- Secure corporate payments which are initiated through dedicated corporate processes and protocols are exempt from SCA. These might include physical and virtual commercial cards. Still, corporate payments will be subject to strict transaction monitoring, security and fraud prevention.
- Contactless point-of-sale transactions according to Article 11 of the Regulatory Technical Standards on SCA, and when certain conditions are met, issuers may choose not to apply SCA — e.g. when a transaction does not pass £45 and when past consecutive transactions do not total more than £130 since the last time SCA was applied.
How is SCA impacting the online shopping experience?
Essentially, customers are being asked to verify their identity when shopping online. But being able to protect payments and spot fraudulent activity without harming the experience the merchants are offering has been a challenge for regulators.
The main benefit of SCA is the extra security it adds. Fraud is something that has been costing merchants money in chargebacks, customers and brand loyalty for a long time, as well as being upsetting for the consumer. SCA is meant to deliver a net benefit in saving money and frustration over time.
On the other hand, the main drawback is the addition of extra steps to the online purchasing experience. As all online operators know, the addition of extra elements to a journey creates friction that can lead to customer dropout, possibly a reduction in sales and other complications.
> Remember, this applies if your business is taking debit or credit card payments. With account-to-account transactions such as Citizen’s, there is no additional step for SCA as it’s already integral to the customer’s online bank experience.
How to comply with SCA requirements as an eCommerce business?
The majority of eCommerce businesses work with a payments gateway, card acquirer or some other third-party technology partner to process their online payments. These partners should all have incorporated SCA within their processes by now. Those familiar with the 3-D Secure (3DS) verification process for card payments should see a substantially improved process with 3DS version 2.0.
How does SCA affect charities and nonprofits?
Nonprofit organisations have expressed concerns over the requirements of SCA and its potential impact on donations. In the nonprofit sector, payments of any amount can make a difference and the FCA has told acquiring banks and card issuers to work with charities and nonprofits to make sure that SCA does not negatively impact contactless donations.

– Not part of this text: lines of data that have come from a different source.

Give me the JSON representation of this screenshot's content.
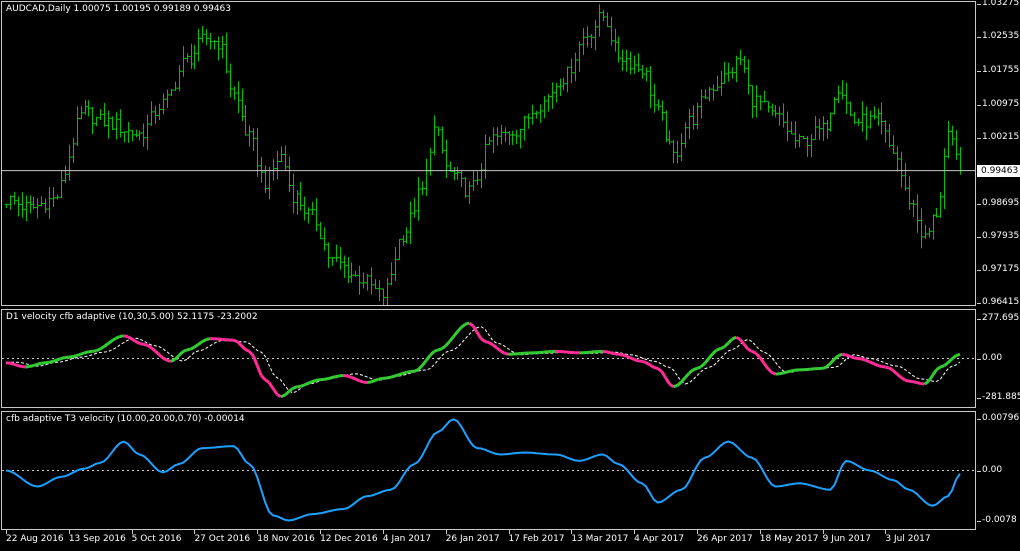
{
  "main": {
    "title": "AUDCAD,Daily  1.00075 1.00195 0.99189 0.99463",
    "current_price": "0.99463",
    "y_ticks": [
      {
        "label": "1.03275",
        "v": 1.03275
      },
      {
        "label": "1.02535",
        "v": 1.02535
      },
      {
        "label": "1.01755",
        "v": 1.01755
      },
      {
        "label": "1.00975",
        "v": 1.00975
      },
      {
        "label": "1.00215",
        "v": 1.00215
      },
      {
        "label": "0.98695",
        "v": 0.98695
      },
      {
        "label": "0.97935",
        "v": 0.97935
      },
      {
        "label": "0.97175",
        "v": 0.97175
      },
      {
        "label": "0.96415",
        "v": 0.96415
      }
    ],
    "ylim": [
      0.9638,
      1.0333
    ],
    "bar_color": "#00c000"
  },
  "ind1": {
    "title": "D1 velocity cfb adaptive (10,30,5.00) 52.1175 -23.2002",
    "y_ticks": [
      {
        "label": "277.6953",
        "v": 277.6953
      },
      {
        "label": "0.00",
        "v": 0
      },
      {
        "label": "-281.8853",
        "v": -281.8853
      }
    ],
    "ylim": [
      -300,
      300
    ],
    "up_color": "#33cc33",
    "down_color": "#ff2d95"
  },
  "ind2": {
    "title": "cfb adaptive T3 velocity (10.00,20.00,0.70) -0.00014",
    "y_ticks": [
      {
        "label": "0.00796",
        "v": 0.00796
      },
      {
        "label": "0.00",
        "v": 0
      },
      {
        "label": "-0.0078",
        "v": -0.0078
      }
    ],
    "ylim": [
      -0.0085,
      0.0085
    ],
    "line_color": "#1ea0ff"
  },
  "x_axis": [
    {
      "label": "22 Aug 2016",
      "i": 0
    },
    {
      "label": "13 Sep 2016",
      "i": 16
    },
    {
      "label": "5 Oct 2016",
      "i": 32
    },
    {
      "label": "27 Oct 2016",
      "i": 48
    },
    {
      "label": "18 Nov 2016",
      "i": 64
    },
    {
      "label": "12 Dec 2016",
      "i": 80
    },
    {
      "label": "4 Jan 2017",
      "i": 96
    },
    {
      "label": "26 Jan 2017",
      "i": 112
    },
    {
      "label": "17 Feb 2017",
      "i": 128
    },
    {
      "label": "13 Mar 2017",
      "i": 144
    },
    {
      "label": "4 Apr 2017",
      "i": 160
    },
    {
      "label": "26 Apr 2017",
      "i": 176
    },
    {
      "label": "18 May 2017",
      "i": 192
    },
    {
      "label": "9 Jun 2017",
      "i": 208
    },
    {
      "label": "3 Jul 2017",
      "i": 224
    }
  ],
  "chart_data": {
    "type": "line",
    "series": [
      {
        "name": "AUDCAD,Daily",
        "anchors": [
          [
            0,
            0.988
          ],
          [
            6,
            0.986
          ],
          [
            12,
            0.988
          ],
          [
            20,
            1.008
          ],
          [
            24,
            1.006
          ],
          [
            34,
            1.003
          ],
          [
            40,
            1.01
          ],
          [
            46,
            1.02
          ],
          [
            51,
            1.025
          ],
          [
            54,
            1.024
          ],
          [
            58,
            1.012
          ],
          [
            62,
            1.002
          ],
          [
            66,
            0.992
          ],
          [
            70,
            0.998
          ],
          [
            73,
            0.989
          ],
          [
            78,
            0.984
          ],
          [
            83,
            0.974
          ],
          [
            90,
            0.97
          ],
          [
            96,
            0.966
          ],
          [
            101,
            0.98
          ],
          [
            106,
            0.99
          ],
          [
            109,
            1.004
          ],
          [
            113,
            0.994
          ],
          [
            118,
            0.99
          ],
          [
            124,
            1.002
          ],
          [
            130,
            1.004
          ],
          [
            136,
            1.01
          ],
          [
            142,
            1.016
          ],
          [
            148,
            1.026
          ],
          [
            152,
            1.03
          ],
          [
            156,
            1.021
          ],
          [
            162,
            1.018
          ],
          [
            166,
            1.008
          ],
          [
            170,
            0.998
          ],
          [
            174,
            1.006
          ],
          [
            180,
            1.014
          ],
          [
            183,
            1.016
          ],
          [
            187,
            1.02
          ],
          [
            190,
            1.011
          ],
          [
            196,
            1.007
          ],
          [
            202,
            1.001
          ],
          [
            208,
            1.004
          ],
          [
            212,
            1.014
          ],
          [
            216,
            1.006
          ],
          [
            222,
            1.006
          ],
          [
            226,
            0.999
          ],
          [
            230,
            0.988
          ],
          [
            234,
            0.979
          ],
          [
            237,
            0.985
          ],
          [
            240,
            1.002
          ],
          [
            243,
            0.996
          ]
        ]
      },
      {
        "name": "D1 velocity cfb adaptive",
        "anchors": [
          [
            0,
            -30
          ],
          [
            5,
            -60
          ],
          [
            10,
            -30
          ],
          [
            16,
            10
          ],
          [
            22,
            50
          ],
          [
            30,
            160
          ],
          [
            35,
            100
          ],
          [
            42,
            -20
          ],
          [
            46,
            60
          ],
          [
            52,
            140
          ],
          [
            58,
            130
          ],
          [
            62,
            50
          ],
          [
            66,
            -150
          ],
          [
            70,
            -270
          ],
          [
            74,
            -200
          ],
          [
            80,
            -150
          ],
          [
            86,
            -120
          ],
          [
            92,
            -170
          ],
          [
            96,
            -140
          ],
          [
            104,
            -90
          ],
          [
            110,
            60
          ],
          [
            118,
            250
          ],
          [
            122,
            120
          ],
          [
            128,
            30
          ],
          [
            134,
            40
          ],
          [
            140,
            50
          ],
          [
            146,
            40
          ],
          [
            152,
            50
          ],
          [
            156,
            30
          ],
          [
            162,
            -20
          ],
          [
            166,
            -70
          ],
          [
            170,
            -200
          ],
          [
            176,
            -70
          ],
          [
            182,
            70
          ],
          [
            186,
            150
          ],
          [
            190,
            50
          ],
          [
            196,
            -110
          ],
          [
            202,
            -80
          ],
          [
            208,
            -70
          ],
          [
            213,
            30
          ],
          [
            217,
            0
          ],
          [
            224,
            -60
          ],
          [
            230,
            -160
          ],
          [
            234,
            -180
          ],
          [
            238,
            -60
          ],
          [
            243,
            30
          ]
        ]
      },
      {
        "name": "cfb adaptive T3 velocity",
        "anchors": [
          [
            0,
            0.0
          ],
          [
            8,
            -0.0025
          ],
          [
            14,
            -0.001
          ],
          [
            20,
            0.0003
          ],
          [
            24,
            0.0012
          ],
          [
            30,
            0.0045
          ],
          [
            34,
            0.0025
          ],
          [
            40,
            -0.0003
          ],
          [
            44,
            0.001
          ],
          [
            50,
            0.0035
          ],
          [
            58,
            0.0038
          ],
          [
            62,
            0.001
          ],
          [
            68,
            -0.007
          ],
          [
            72,
            -0.0078
          ],
          [
            78,
            -0.0068
          ],
          [
            86,
            -0.006
          ],
          [
            92,
            -0.004
          ],
          [
            98,
            -0.003
          ],
          [
            104,
            0.001
          ],
          [
            110,
            0.006
          ],
          [
            114,
            0.008
          ],
          [
            120,
            0.0035
          ],
          [
            126,
            0.0025
          ],
          [
            132,
            0.0028
          ],
          [
            140,
            0.0025
          ],
          [
            146,
            0.0015
          ],
          [
            152,
            0.0025
          ],
          [
            156,
            0.001
          ],
          [
            162,
            -0.002
          ],
          [
            166,
            -0.005
          ],
          [
            172,
            -0.003
          ],
          [
            178,
            0.002
          ],
          [
            184,
            0.0045
          ],
          [
            190,
            0.002
          ],
          [
            196,
            -0.0025
          ],
          [
            202,
            -0.002
          ],
          [
            210,
            -0.003
          ],
          [
            214,
            0.0015
          ],
          [
            220,
            0.0
          ],
          [
            226,
            -0.0015
          ],
          [
            230,
            -0.003
          ],
          [
            236,
            -0.0055
          ],
          [
            240,
            -0.004
          ],
          [
            243,
            -0.0005
          ]
        ]
      }
    ],
    "n_bars": 244
  }
}
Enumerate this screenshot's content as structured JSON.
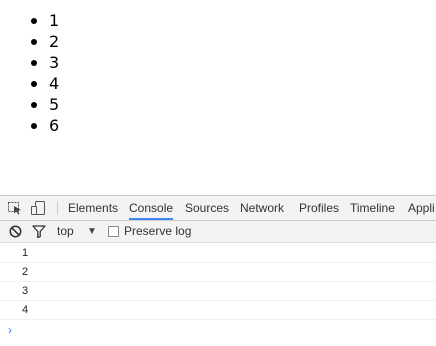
{
  "page": {
    "list_items": [
      "1",
      "2",
      "3",
      "4",
      "5",
      "6"
    ]
  },
  "devtools": {
    "tabs": [
      {
        "label": "Elements",
        "active": false
      },
      {
        "label": "Console",
        "active": true
      },
      {
        "label": "Sources",
        "active": false
      },
      {
        "label": "Network",
        "active": false
      },
      {
        "label": "Profiles",
        "active": false
      },
      {
        "label": "Timeline",
        "active": false
      },
      {
        "label": "Appli",
        "active": false
      }
    ],
    "toolbar": {
      "context": "top",
      "context_arrow": "▼",
      "preserve_log_label": "Preserve log",
      "preserve_log_checked": false
    },
    "console_lines": [
      "1",
      "2",
      "3",
      "4"
    ],
    "prompt": "›",
    "colors": {
      "accent": "#4285f4",
      "panel_bg": "#f3f3f3",
      "prompt": "#2a7bde"
    },
    "icons": [
      "inspect-element-icon",
      "device-mode-icon",
      "clear-console-icon",
      "filter-icon"
    ]
  }
}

> Citizen is the sole payment method chosen by charity platform Wonderful for its donations. No SCA, no hassle, and donations breeze through.
Why is Citizen the best option for SCA payments?
Citizen’s PayBlox platform is a fast, secure and intuitive payment solution that offers cardless payments. We enable users to transfer money quickly and securely from their bank account to the merchant’s account (without the hassle of typing in account and security numbers). The payment journey is simple, completed in three steps, and a customer uses their existing online banking system which has full authentication already built-in.
> Key takeaway: With Citizen, there is no additional SCA process on payments.
How Citizen works
Citizen’s PayBlox software is a purpose-built payments solution that can be integrated into your existing systems to allow you to offer secure, instant account-to-account payments with a great customer experience. PayBlox is quick to set up (and we have plug-ins for most shopping carts), and we provide you with fully tested end-to-end UX optimisation to ensure you have a payment experience worthy of your brand.
You can add Citizen as a payment option at checkout alongside your existing providers. We work with many brands, large and small, across the UK and Europe, and would love you to try it in your business.